The hunt for yield has sent plenty of capital flowing into Europe's major cities but greater opportunities lie outside of the capitals and retail centres, said Cromwell Property Group chief Paul Weightman.

Extract from interview with CEO Paul Weightman. Straits Times. May 17 2017.

The boss of a major asset manager is bullish on some of Europe's smaller cities.

"The hunt for yield has sent plenty of capital flowing into Europe's major cities but greater opportunities lie outside of the capitals and retail centres", said Cromwell Property Group chief Paul Weightman.

"In the city of London, a 3 per cent yield is considered attractive because the investor believes there's a limited downside. We have a different view," Mr Weightman told The Straits Times over lunch on Monday, during a regular visit to meet investors.
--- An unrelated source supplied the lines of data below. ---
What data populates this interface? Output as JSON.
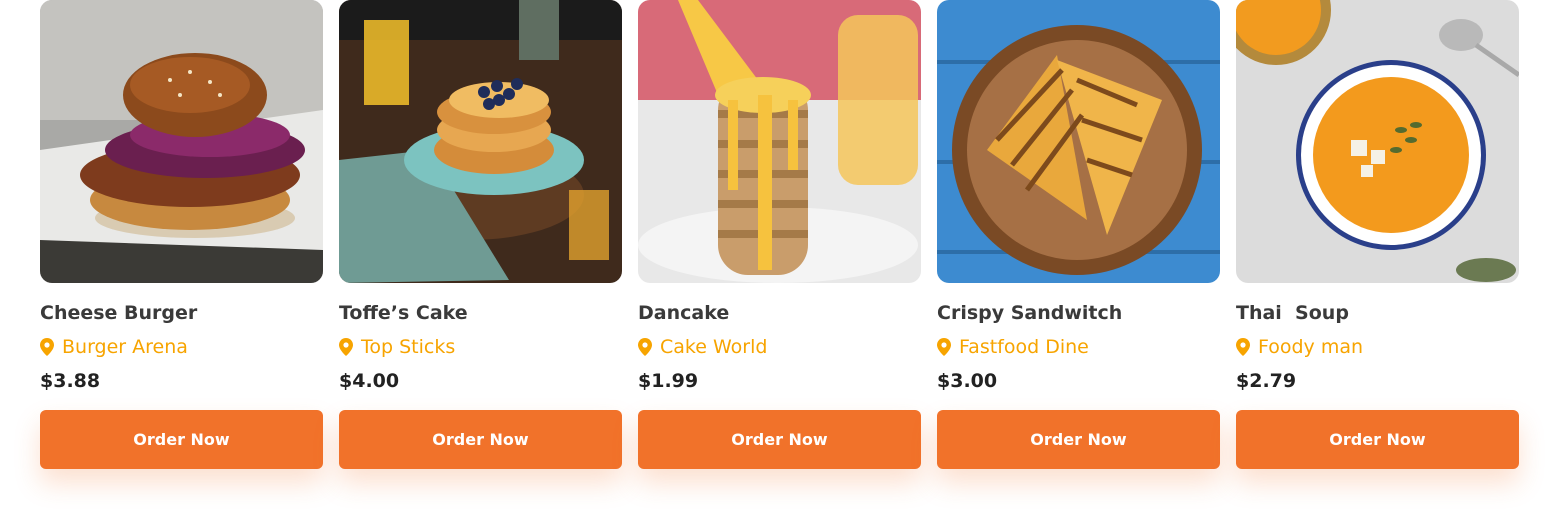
{
  "theme": {
    "accent": "#f1722a",
    "location_color": "#f7a400",
    "title_color": "#3a3a3a",
    "price_color": "#222222"
  },
  "products": [
    {
      "name": "Cheese Burger",
      "location": "Burger Arena",
      "price": "$3.88",
      "button": "Order Now",
      "icon": "location-pin-icon"
    },
    {
      "name": "Toffe’s Cake",
      "location": "Top Sticks",
      "price": "$4.00",
      "button": "Order Now",
      "icon": "location-pin-icon"
    },
    {
      "name": "Dancake",
      "location": "Cake World",
      "price": "$1.99",
      "button": "Order Now",
      "icon": "location-pin-icon"
    },
    {
      "name": "Crispy Sandwitch",
      "location": "Fastfood Dine",
      "price": "$3.00",
      "button": "Order Now",
      "icon": "location-pin-icon"
    },
    {
      "name": "Thai  Soup",
      "location": "Foody man",
      "price": "$2.79",
      "button": "Order Now",
      "icon": "location-pin-icon"
    }
  ]
}
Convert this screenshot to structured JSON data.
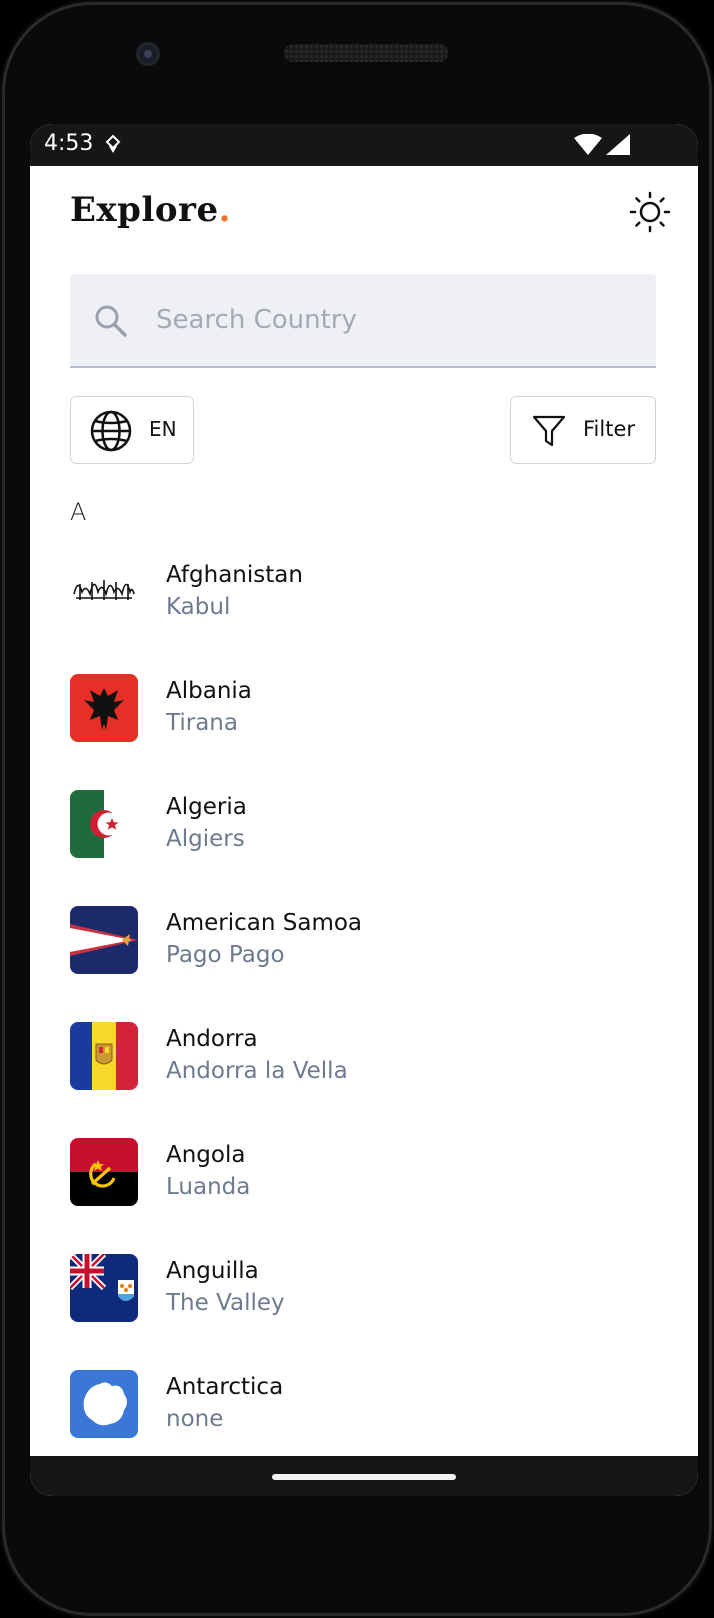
{
  "status_bar": {
    "time": "4:53"
  },
  "header": {
    "brand_text": "Explore",
    "brand_dot": ".",
    "accent_color": "#f0732a"
  },
  "search": {
    "placeholder": "Search Country",
    "value": ""
  },
  "toolbar": {
    "language_label": "EN",
    "filter_label": "Filter"
  },
  "list": {
    "section_letter": "A",
    "countries": [
      {
        "name": "Afghanistan",
        "capital": "Kabul",
        "flag": "afghanistan-flag"
      },
      {
        "name": "Albania",
        "capital": "Tirana",
        "flag": "albania-flag"
      },
      {
        "name": "Algeria",
        "capital": "Algiers",
        "flag": "algeria-flag"
      },
      {
        "name": "American Samoa",
        "capital": "Pago Pago",
        "flag": "american-samoa-flag"
      },
      {
        "name": "Andorra",
        "capital": "Andorra la Vella",
        "flag": "andorra-flag"
      },
      {
        "name": "Angola",
        "capital": "Luanda",
        "flag": "angola-flag"
      },
      {
        "name": "Anguilla",
        "capital": "The Valley",
        "flag": "anguilla-flag"
      },
      {
        "name": "Antarctica",
        "capital": "none",
        "flag": "antarctica-flag"
      }
    ]
  },
  "icons": {
    "theme": "sun-icon",
    "search": "search-icon",
    "language": "globe-icon",
    "filter": "funnel-icon"
  }
}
The Australian-listed property investor and fund manager manages €4 billion (S$6.2 billion) worth of assets across 24 separate funds in Europe, which tend to be invested in secondary cities. Cromwell entered Europe with the acquisition of property fund manager Valad Europe from Blackstone Group in 2015.
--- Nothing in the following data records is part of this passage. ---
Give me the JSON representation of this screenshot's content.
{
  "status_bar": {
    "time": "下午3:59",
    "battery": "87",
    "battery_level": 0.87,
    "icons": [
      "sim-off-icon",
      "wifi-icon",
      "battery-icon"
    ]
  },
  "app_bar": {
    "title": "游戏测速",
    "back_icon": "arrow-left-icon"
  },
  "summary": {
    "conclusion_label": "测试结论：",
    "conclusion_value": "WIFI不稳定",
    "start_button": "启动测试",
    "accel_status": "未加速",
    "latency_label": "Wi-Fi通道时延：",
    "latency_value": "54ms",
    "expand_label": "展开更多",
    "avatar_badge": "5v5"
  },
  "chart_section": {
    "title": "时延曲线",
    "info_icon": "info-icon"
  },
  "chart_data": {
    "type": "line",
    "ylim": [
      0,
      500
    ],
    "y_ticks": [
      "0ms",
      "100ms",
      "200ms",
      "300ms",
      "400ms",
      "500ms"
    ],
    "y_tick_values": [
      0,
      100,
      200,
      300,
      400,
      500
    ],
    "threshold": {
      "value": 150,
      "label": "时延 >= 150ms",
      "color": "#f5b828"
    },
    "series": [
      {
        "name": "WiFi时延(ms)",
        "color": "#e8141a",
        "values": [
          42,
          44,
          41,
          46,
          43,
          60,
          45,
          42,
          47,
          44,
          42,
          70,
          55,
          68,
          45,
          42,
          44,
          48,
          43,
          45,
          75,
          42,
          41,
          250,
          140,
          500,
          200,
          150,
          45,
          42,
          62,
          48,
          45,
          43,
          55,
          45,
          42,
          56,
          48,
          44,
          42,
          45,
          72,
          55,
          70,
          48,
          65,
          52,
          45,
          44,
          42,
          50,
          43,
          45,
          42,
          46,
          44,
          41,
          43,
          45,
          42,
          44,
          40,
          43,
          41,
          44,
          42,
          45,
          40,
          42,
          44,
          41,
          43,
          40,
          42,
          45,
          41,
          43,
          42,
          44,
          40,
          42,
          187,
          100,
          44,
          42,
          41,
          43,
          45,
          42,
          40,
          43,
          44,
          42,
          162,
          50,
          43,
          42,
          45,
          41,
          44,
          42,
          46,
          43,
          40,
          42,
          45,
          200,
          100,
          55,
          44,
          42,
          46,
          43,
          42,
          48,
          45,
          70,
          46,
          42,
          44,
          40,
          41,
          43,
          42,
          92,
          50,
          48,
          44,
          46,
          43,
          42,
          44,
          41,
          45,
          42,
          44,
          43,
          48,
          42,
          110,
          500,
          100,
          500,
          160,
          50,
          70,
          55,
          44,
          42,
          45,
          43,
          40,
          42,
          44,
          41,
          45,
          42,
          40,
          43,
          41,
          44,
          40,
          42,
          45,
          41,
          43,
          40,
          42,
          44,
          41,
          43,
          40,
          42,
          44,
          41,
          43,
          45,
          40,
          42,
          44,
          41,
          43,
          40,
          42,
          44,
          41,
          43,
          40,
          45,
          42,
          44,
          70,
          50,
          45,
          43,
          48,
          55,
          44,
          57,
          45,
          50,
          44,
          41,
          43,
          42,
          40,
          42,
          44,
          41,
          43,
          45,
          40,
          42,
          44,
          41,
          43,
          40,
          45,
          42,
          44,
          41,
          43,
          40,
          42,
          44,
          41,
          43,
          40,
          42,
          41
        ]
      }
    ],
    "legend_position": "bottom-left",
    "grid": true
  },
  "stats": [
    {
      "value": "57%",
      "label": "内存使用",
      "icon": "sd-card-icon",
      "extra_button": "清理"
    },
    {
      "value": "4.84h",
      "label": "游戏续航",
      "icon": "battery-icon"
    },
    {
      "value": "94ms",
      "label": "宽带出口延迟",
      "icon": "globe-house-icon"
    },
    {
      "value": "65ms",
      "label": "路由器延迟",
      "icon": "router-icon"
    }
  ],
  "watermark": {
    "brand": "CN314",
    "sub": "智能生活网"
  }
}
Mr Weightman was "bullish" on European real estate.

Broadly, Cromwell has identified 29 secondary cities, including Hamburg, Leon, Malmo and Milan, which it sees as benefiting from trends such as changing work patterns, urban renewal and good transport links. Manchester and Leeds are on the list too, though Mr Weightman noted that the post-Brexit uncertainty in Britain right now is still too much for his liking.
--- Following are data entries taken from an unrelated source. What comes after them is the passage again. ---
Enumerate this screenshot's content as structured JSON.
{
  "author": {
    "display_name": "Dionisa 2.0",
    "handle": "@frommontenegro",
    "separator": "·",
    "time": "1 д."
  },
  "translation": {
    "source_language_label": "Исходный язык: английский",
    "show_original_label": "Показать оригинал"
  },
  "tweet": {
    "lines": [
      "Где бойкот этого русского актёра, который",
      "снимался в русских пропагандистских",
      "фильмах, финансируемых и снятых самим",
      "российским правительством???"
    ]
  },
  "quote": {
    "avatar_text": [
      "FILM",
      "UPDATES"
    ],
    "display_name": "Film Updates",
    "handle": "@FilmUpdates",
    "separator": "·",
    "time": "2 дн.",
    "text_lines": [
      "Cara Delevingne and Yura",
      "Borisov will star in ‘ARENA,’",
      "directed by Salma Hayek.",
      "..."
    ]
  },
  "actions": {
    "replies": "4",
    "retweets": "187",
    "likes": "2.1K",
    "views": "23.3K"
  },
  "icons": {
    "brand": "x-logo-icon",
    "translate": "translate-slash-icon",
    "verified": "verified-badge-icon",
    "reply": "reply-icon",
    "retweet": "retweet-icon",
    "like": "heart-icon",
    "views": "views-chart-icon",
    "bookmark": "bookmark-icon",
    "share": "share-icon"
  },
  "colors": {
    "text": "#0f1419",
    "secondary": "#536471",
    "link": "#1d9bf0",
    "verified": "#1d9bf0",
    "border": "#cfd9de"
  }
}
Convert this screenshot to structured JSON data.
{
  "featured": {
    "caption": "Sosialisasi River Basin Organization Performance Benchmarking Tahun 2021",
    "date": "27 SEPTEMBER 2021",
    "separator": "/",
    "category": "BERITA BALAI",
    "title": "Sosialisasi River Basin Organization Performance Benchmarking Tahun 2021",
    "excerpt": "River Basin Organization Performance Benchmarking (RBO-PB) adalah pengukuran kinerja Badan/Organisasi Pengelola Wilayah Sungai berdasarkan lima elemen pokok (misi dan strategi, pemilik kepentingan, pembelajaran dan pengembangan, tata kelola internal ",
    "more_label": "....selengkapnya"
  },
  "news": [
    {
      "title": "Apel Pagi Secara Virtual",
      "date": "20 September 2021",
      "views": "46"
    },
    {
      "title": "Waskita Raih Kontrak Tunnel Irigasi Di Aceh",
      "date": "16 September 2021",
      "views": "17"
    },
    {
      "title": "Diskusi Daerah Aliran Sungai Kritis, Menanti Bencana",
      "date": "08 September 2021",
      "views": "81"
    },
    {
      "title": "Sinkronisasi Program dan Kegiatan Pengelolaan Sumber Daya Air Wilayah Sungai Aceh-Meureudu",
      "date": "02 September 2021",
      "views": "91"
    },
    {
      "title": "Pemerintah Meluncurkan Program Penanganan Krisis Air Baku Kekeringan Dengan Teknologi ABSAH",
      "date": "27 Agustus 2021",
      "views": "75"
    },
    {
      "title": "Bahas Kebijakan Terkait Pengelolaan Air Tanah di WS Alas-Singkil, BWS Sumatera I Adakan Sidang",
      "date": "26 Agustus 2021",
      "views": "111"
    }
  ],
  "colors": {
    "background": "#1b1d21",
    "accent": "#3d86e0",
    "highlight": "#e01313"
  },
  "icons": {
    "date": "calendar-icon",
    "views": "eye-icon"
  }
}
Diversity across asset classes is also important for investors to get a foothold on the Europe story, he believes: "Each market has a different fundamental. Retail in France is more challenging; Germany, we think, has been very highly priced in terms of office. Italy we're just starting to see more economic activity, particularly in the north, which will flow on to improved demand for real estate."

The light industrial sector is one that stands out for Mr Weightman. "It still has yet to attract the volume of investment that we've seen in logistics, but it presents greater opportunity for less risk. You've also got - in a lot of those light industrial and urban logistics estates - a very large portfolio of land close to the city that, in time, will present opportunities for redevelopment."

Mr Weightman also eyes very specific opportunities in markets where offshore investors and American private equity funds are less familiar. One example is Poland, the only European country to avoid a recession following the 2008 financial meltdown. A highly educated workforce, rising local living standards and a low degree of penetration in Internet shopping translates into continuing growth in consumer spending and demand for retail, Mr Weightman said.

Then there is the Netherlands, where Cromwell sees a good opportunity in the re-flotation of traditional office markets.

Mr Weightman said: "The challenge in Europe has been to find the jurisdiction that gives retail Reit investors all of the tax transparency and flexibility that they want. It's very hard for people to find the transparency and flexibility to accommodate diversified exposure."